* **Work request**: Find the word "title" in the data. Return every line where it appears.

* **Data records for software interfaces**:
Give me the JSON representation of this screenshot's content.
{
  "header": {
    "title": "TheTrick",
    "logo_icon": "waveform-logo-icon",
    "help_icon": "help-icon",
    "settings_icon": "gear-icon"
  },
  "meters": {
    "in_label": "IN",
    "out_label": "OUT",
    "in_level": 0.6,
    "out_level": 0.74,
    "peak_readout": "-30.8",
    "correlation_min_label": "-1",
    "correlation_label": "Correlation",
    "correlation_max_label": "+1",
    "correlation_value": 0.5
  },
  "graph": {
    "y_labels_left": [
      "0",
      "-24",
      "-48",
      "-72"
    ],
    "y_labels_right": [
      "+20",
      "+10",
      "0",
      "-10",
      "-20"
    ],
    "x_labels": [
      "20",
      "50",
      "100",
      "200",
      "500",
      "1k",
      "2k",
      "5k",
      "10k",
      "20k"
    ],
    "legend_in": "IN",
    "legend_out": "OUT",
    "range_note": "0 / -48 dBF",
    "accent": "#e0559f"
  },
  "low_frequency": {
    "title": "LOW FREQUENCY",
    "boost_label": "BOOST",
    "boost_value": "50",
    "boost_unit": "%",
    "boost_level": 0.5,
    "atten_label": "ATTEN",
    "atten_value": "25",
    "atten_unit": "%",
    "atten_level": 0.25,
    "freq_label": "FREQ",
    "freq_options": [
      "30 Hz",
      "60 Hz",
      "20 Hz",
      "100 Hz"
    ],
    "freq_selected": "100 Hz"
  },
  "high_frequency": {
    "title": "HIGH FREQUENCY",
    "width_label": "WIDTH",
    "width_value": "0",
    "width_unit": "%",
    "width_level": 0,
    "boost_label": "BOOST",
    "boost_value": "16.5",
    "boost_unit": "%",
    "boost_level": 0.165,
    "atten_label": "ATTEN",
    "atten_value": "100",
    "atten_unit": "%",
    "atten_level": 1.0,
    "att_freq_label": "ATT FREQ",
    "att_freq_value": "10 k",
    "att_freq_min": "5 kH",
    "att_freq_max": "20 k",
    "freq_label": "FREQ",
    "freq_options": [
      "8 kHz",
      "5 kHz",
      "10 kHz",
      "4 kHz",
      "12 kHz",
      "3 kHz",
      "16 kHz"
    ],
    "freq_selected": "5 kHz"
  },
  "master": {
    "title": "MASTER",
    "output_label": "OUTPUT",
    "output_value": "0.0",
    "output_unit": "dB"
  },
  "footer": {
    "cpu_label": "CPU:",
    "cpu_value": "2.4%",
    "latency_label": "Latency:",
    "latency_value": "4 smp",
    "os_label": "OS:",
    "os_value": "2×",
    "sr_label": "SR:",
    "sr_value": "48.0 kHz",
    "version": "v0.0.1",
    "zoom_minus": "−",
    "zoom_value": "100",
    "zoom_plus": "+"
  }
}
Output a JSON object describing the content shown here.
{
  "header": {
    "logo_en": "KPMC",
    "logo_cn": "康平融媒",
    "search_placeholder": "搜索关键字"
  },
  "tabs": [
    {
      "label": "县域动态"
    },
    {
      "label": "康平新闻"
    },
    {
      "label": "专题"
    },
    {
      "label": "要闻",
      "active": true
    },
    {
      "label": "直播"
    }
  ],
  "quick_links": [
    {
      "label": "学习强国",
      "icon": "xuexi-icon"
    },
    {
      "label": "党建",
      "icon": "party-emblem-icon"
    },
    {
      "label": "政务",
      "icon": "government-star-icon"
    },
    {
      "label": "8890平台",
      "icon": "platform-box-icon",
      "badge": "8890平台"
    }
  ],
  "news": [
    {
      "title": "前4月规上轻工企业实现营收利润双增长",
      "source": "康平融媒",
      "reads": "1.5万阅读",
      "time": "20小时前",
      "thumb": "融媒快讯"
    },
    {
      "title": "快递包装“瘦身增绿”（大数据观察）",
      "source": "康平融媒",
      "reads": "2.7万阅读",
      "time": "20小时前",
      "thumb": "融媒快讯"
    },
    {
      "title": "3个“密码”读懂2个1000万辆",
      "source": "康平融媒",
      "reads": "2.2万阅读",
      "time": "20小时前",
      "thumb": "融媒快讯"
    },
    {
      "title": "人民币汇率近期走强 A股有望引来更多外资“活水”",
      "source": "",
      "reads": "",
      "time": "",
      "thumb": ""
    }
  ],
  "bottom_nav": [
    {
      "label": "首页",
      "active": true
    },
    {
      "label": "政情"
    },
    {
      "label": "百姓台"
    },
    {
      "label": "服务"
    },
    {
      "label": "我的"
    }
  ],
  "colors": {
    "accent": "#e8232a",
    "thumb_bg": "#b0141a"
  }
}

* **Answer for this exercise**:
    "title": "TheTrick",
    "title": "LOW FREQUENCY",
    "title": "HIGH FREQUENCY",
    "title": "MASTER",
      "title": "前4月规上轻工企业实现营收利润双增长",
      "title": "快递包装“瘦身增绿”（大数据观察）",
      "title": "3个“密码”读懂2个1000万辆",
      "title": "人民币汇率近期走强 A股有望引来更多外资“活水”",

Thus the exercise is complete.